Data below:

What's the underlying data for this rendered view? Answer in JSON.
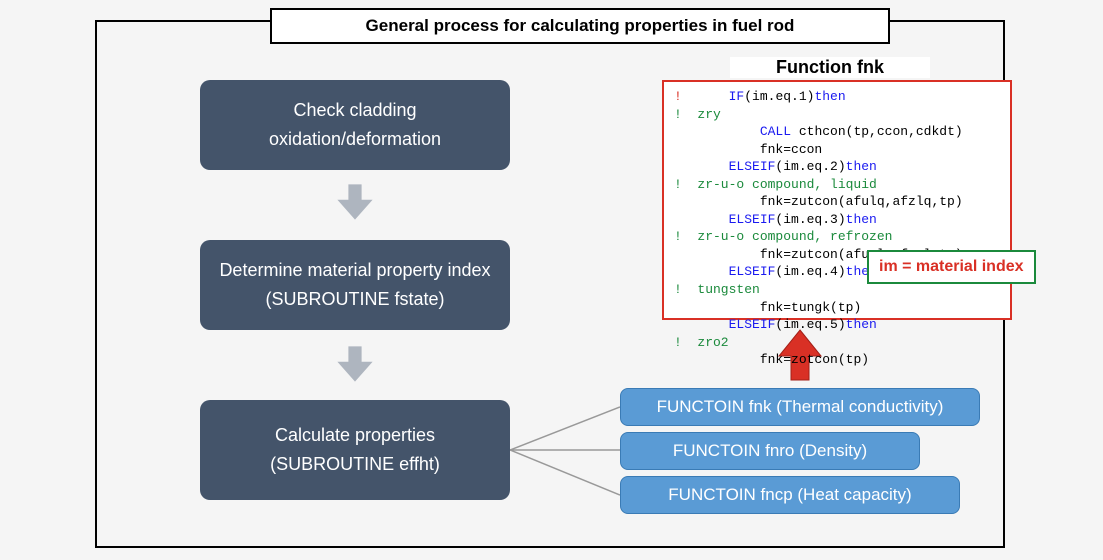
{
  "title": "General process for calculating properties in fuel rod",
  "steps": {
    "s1_l1": "Check cladding",
    "s1_l2": "oxidation/deformation",
    "s2_l1": "Determine material property index",
    "s2_l2": "(SUBROUTINE fstate)",
    "s3_l1": "Calculate properties",
    "s3_l2": "(SUBROUTINE effht)"
  },
  "functions": {
    "fnk": "FUNCTOIN fnk (Thermal conductivity)",
    "fnro": "FUNCTOIN fnro (Density)",
    "fncp": "FUNCTOIN fncp (Heat capacity)"
  },
  "code_title": "Function fnk",
  "mat_index_label": "im = material index",
  "code": {
    "if1": "IF",
    "cond1": "(im.eq.1)",
    "then": "then",
    "c_zry": "!  zry",
    "call": "CALL",
    "call_args": " cthcon(tp,ccon,cdkdt)",
    "assign1": "fnk=ccon",
    "elseif": "ELSEIF",
    "cond2": "(im.eq.2)",
    "c_liq": "!  zr-u-o compound, liquid",
    "assign2": "fnk=zutcon(afulq,afzlq,tp)",
    "cond3": "(im.eq.3)",
    "c_ref": "!  zr-u-o compound, refrozen",
    "assign3": "fnk=zutcon(afusl,afzsl,tp)",
    "cond4": "(im.eq.4)",
    "c_tung": "!  tungsten",
    "assign4": "fnk=tungk(tp)",
    "cond5": "(im.eq.5)",
    "c_zro2": "!  zro2",
    "assign5": "fnk=zotcon(tp)",
    "excl": "!"
  }
}
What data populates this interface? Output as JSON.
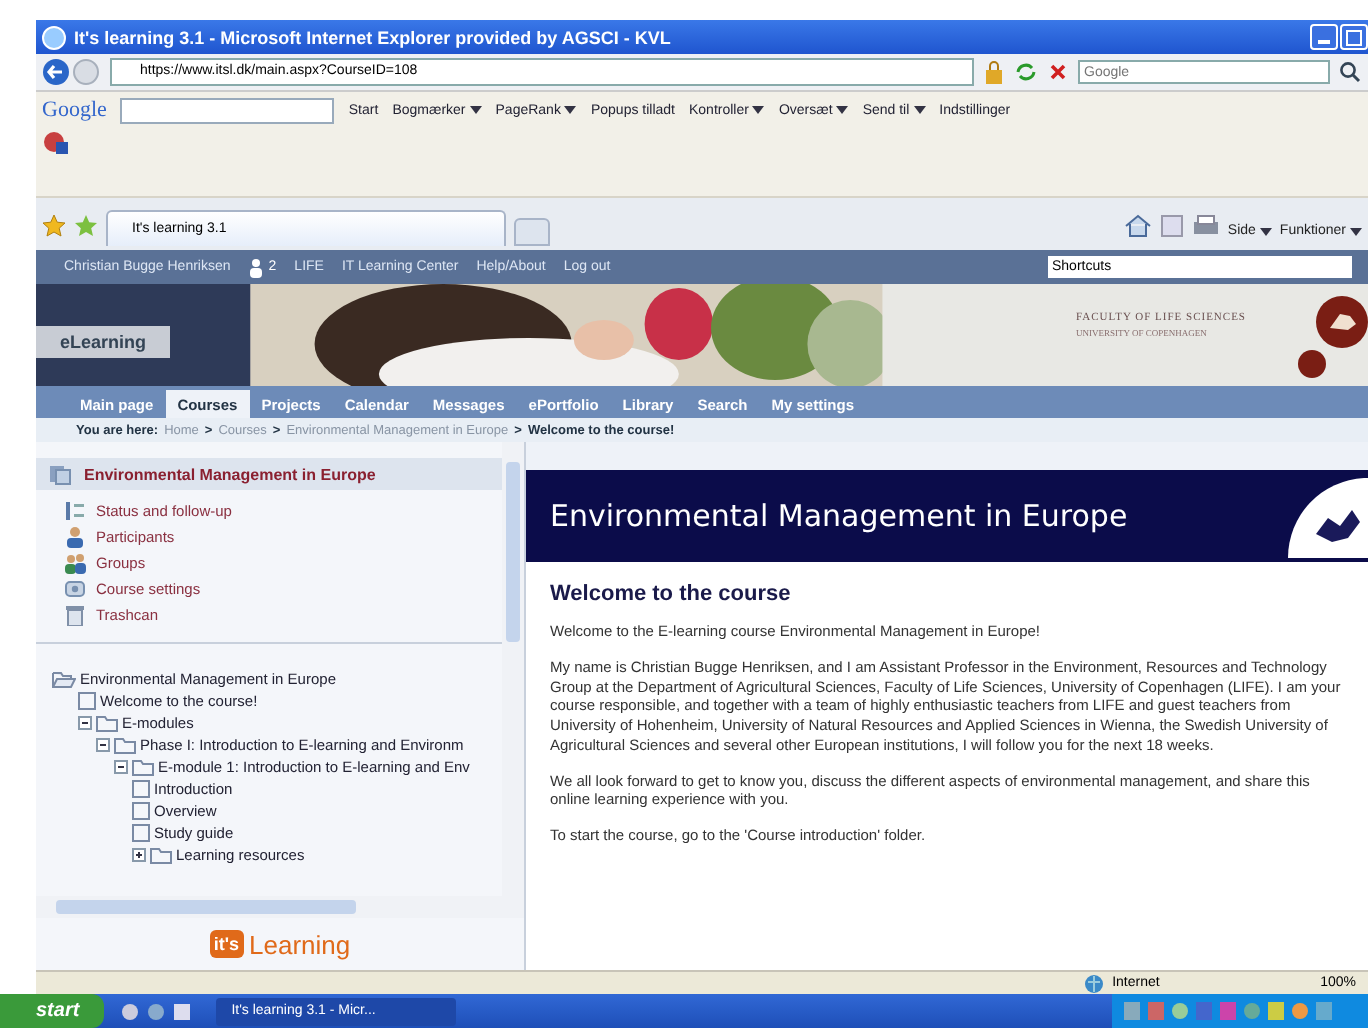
{
  "window": {
    "title": "It's learning 3.1 - Microsoft Internet Explorer provided by AGSCI - KVL"
  },
  "address_bar": {
    "url": "https://www.itsl.dk/main.aspx?CourseID=108",
    "search_placeholder": "Google"
  },
  "google_toolbar": {
    "logo": "Google",
    "items": [
      {
        "label": "Start",
        "dropdown": false
      },
      {
        "label": "Bogmærker",
        "dropdown": true
      },
      {
        "label": "PageRank",
        "dropdown": true
      },
      {
        "label": "Popups tilladt",
        "dropdown": false
      },
      {
        "label": "Kontroller",
        "dropdown": true
      },
      {
        "label": "Oversæt",
        "dropdown": true
      },
      {
        "label": "Send til",
        "dropdown": true
      },
      {
        "label": "Indstillinger",
        "dropdown": false
      }
    ]
  },
  "browser_tabs": [
    {
      "label": "It's learning 3.1",
      "selected": true
    }
  ],
  "command_bar": [
    "Side",
    "Funktioner"
  ],
  "site_bar": {
    "user": "Christian Bugge Henriksen",
    "online_count": "2",
    "links": [
      "LIFE",
      "IT Learning Center",
      "Help/About",
      "Log out"
    ],
    "shortcuts": "Shortcuts"
  },
  "banner": {
    "label": "eLearning",
    "faculty": "FACULTY OF LIFE SCIENCES",
    "university": "UNIVERSITY OF COPENHAGEN"
  },
  "nav": [
    {
      "label": "Main page",
      "selected": false
    },
    {
      "label": "Courses",
      "selected": true
    },
    {
      "label": "Projects",
      "selected": false
    },
    {
      "label": "Calendar",
      "selected": false
    },
    {
      "label": "Messages",
      "selected": false
    },
    {
      "label": "ePortfolio",
      "selected": false
    },
    {
      "label": "Library",
      "selected": false
    },
    {
      "label": "Search",
      "selected": false
    },
    {
      "label": "My settings",
      "selected": false
    }
  ],
  "breadcrumb": {
    "label": "You are here:",
    "separator": ">",
    "items": [
      "Home",
      "Courses",
      "Environmental Management in Europe",
      "Welcome to the course!"
    ]
  },
  "course_menu": {
    "title": "Environmental Management in Europe",
    "items": [
      {
        "label": "Status and follow-up",
        "kind": "status"
      },
      {
        "label": "Participants",
        "kind": "person"
      },
      {
        "label": "Groups",
        "kind": "group"
      },
      {
        "label": "Course settings",
        "kind": "settings"
      },
      {
        "label": "Trashcan",
        "kind": "trash"
      }
    ]
  },
  "tree": [
    {
      "label": "Environmental Management in Europe",
      "kind": "root",
      "children": [
        {
          "label": "Welcome to the course!",
          "kind": "page"
        },
        {
          "label": "E-modules",
          "kind": "folder",
          "expanded": true,
          "children": [
            {
              "label": "Phase I: Introduction to E-learning and Environm",
              "kind": "folder",
              "expanded": true,
              "children": [
                {
                  "label": "E-module 1: Introduction to E-learning and Env",
                  "kind": "folder",
                  "expanded": true,
                  "children": [
                    {
                      "label": "Introduction",
                      "kind": "page"
                    },
                    {
                      "label": "Overview",
                      "kind": "page"
                    },
                    {
                      "label": "Study guide",
                      "kind": "page"
                    },
                    {
                      "label": "Learning resources",
                      "kind": "folder",
                      "expanded": false
                    }
                  ]
                }
              ]
            }
          ]
        }
      ]
    }
  ],
  "footer_logo": {
    "badge": "it's",
    "word": "Learning"
  },
  "content": {
    "banner_title": "Environmental Management in Europe",
    "heading": "Welcome to the course",
    "paragraphs": [
      "Welcome to the E-learning course Environmental Management in Europe!",
      "My name is Christian Bugge Henriksen, and I am Assistant Professor in the Environment, Resources and Technology Group at the Department of Agricultural Sciences, Faculty of Life Sciences, University of Copenhagen (LIFE). I am your course responsible, and together with a team of highly enthusiastic teachers from LIFE and guest teachers from University of Hohenheim, University of Natural Resources and Applied Sciences in Wienna, the Swedish University of Agricultural Sciences and several other European institutions, I will follow you for the next 18 weeks.",
      "We all look forward to get to know you, discuss the different aspects of environmental management, and share this online learning experience with you.",
      "To start the course, go to the 'Course introduction' folder."
    ]
  },
  "status_bar": {
    "zone": "Internet",
    "zoom": "100%"
  },
  "taskbar": {
    "start": "start",
    "tasks": [
      {
        "label": "It's learning 3.1 - Micr...",
        "selected": true
      }
    ]
  }
}
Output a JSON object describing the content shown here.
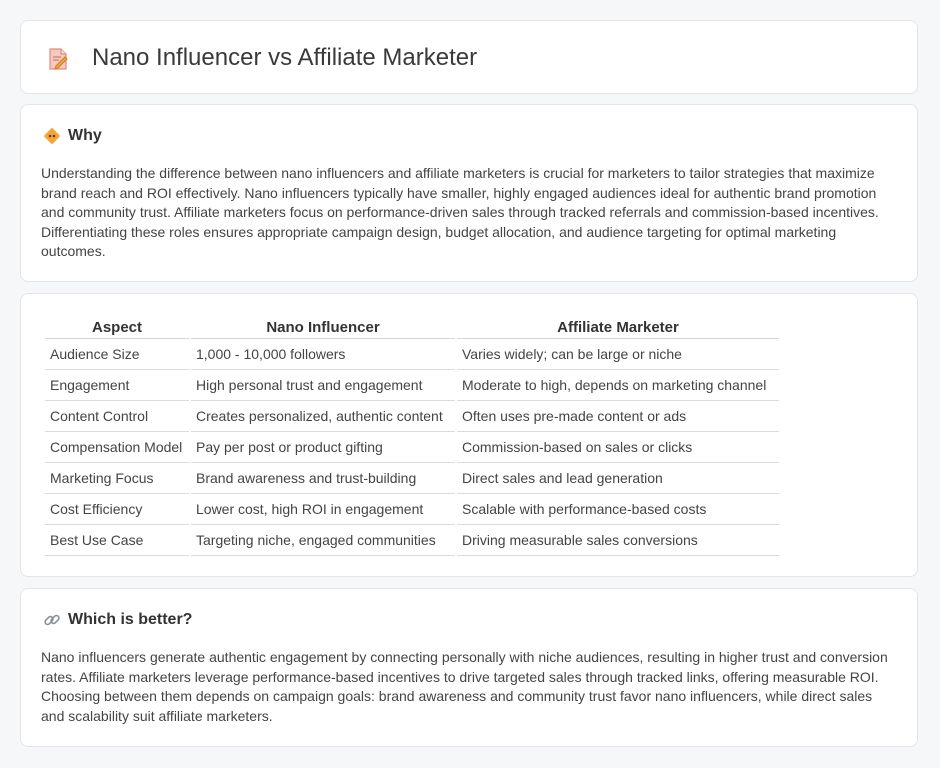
{
  "header": {
    "title": "Nano Influencer vs Affiliate Marketer",
    "icon": "document-pencil-icon"
  },
  "why": {
    "heading": "Why",
    "icon": "diamond-warning-icon",
    "text": "Understanding the difference between nano influencers and affiliate marketers is crucial for marketers to tailor strategies that maximize brand reach and ROI effectively. Nano influencers typically have smaller, highly engaged audiences ideal for authentic brand promotion and community trust. Affiliate marketers focus on performance-driven sales through tracked referrals and commission-based incentives. Differentiating these roles ensures appropriate campaign design, budget allocation, and audience targeting for optimal marketing outcomes."
  },
  "table": {
    "columns": [
      "Aspect",
      "Nano Influencer",
      "Affiliate Marketer"
    ],
    "rows": [
      [
        "Audience Size",
        "1,000 - 10,000 followers",
        "Varies widely; can be large or niche"
      ],
      [
        "Engagement",
        "High personal trust and engagement",
        "Moderate to high, depends on marketing channel"
      ],
      [
        "Content Control",
        "Creates personalized, authentic content",
        "Often uses pre-made content or ads"
      ],
      [
        "Compensation Model",
        "Pay per post or product gifting",
        "Commission-based on sales or clicks"
      ],
      [
        "Marketing Focus",
        "Brand awareness and trust-building",
        "Direct sales and lead generation"
      ],
      [
        "Cost Efficiency",
        "Lower cost, high ROI in engagement",
        "Scalable with performance-based costs"
      ],
      [
        "Best Use Case",
        "Targeting niche, engaged communities",
        "Driving measurable sales conversions"
      ]
    ]
  },
  "better": {
    "heading": "Which is better?",
    "icon": "link-icon",
    "text": "Nano influencers generate authentic engagement by connecting personally with niche audiences, resulting in higher trust and conversion rates. Affiliate marketers leverage performance-based incentives to drive targeted sales through tracked links, offering measurable ROI. Choosing between them depends on campaign goals: brand awareness and community trust favor nano influencers, while direct sales and scalability suit affiliate marketers."
  },
  "colors": {
    "background": "#f6f7f9",
    "card": "#ffffff",
    "accent_orange": "#f4a63a",
    "icon_pink": "#e8806b"
  }
}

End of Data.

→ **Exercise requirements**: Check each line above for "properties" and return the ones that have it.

→ **Result below**:
  "title": "General process for calculating properties in fuel rod",
    "s3_l1": "Calculate properties",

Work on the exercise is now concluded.